▸ **ENTRIES SHOWN**:

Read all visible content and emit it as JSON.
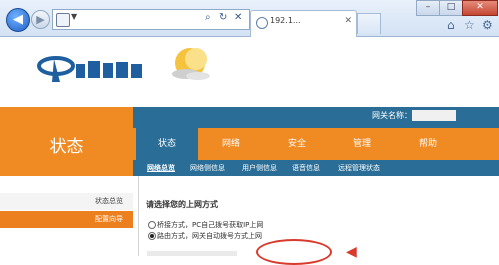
{
  "browser": {
    "back_icon": "back-arrow-icon",
    "forward_icon": "forward-arrow-icon",
    "tab_title": "192.1...",
    "toolbar_icons": [
      "home-icon",
      "star-icon",
      "gear-icon"
    ]
  },
  "header": {
    "gateway_label": "网关名称："
  },
  "section_title": "状态",
  "nav_tabs": [
    "状态",
    "网络",
    "安全",
    "管理",
    "帮助"
  ],
  "subnav": [
    "网络总览",
    "网络侧信息",
    "用户侧信息",
    "语音信息",
    "远程管理状态"
  ],
  "left_menu": [
    "状态总览",
    "配置向导"
  ],
  "content": {
    "title": "请选择您的上网方式",
    "option_1": "桥接方式，PC自己拨号获取IP上网",
    "option_2": "路由方式，网关自动拨号方式上网"
  },
  "colors": {
    "orange": "#f08a22",
    "blue": "#2a6e98",
    "highlight_red": "#d83a2b"
  }
}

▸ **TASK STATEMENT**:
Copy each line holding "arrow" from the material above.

▸ **WRITTEN RESPONSE**:
    "back_icon": "back-arrow-icon",
    "forward_icon": "forward-arrow-icon",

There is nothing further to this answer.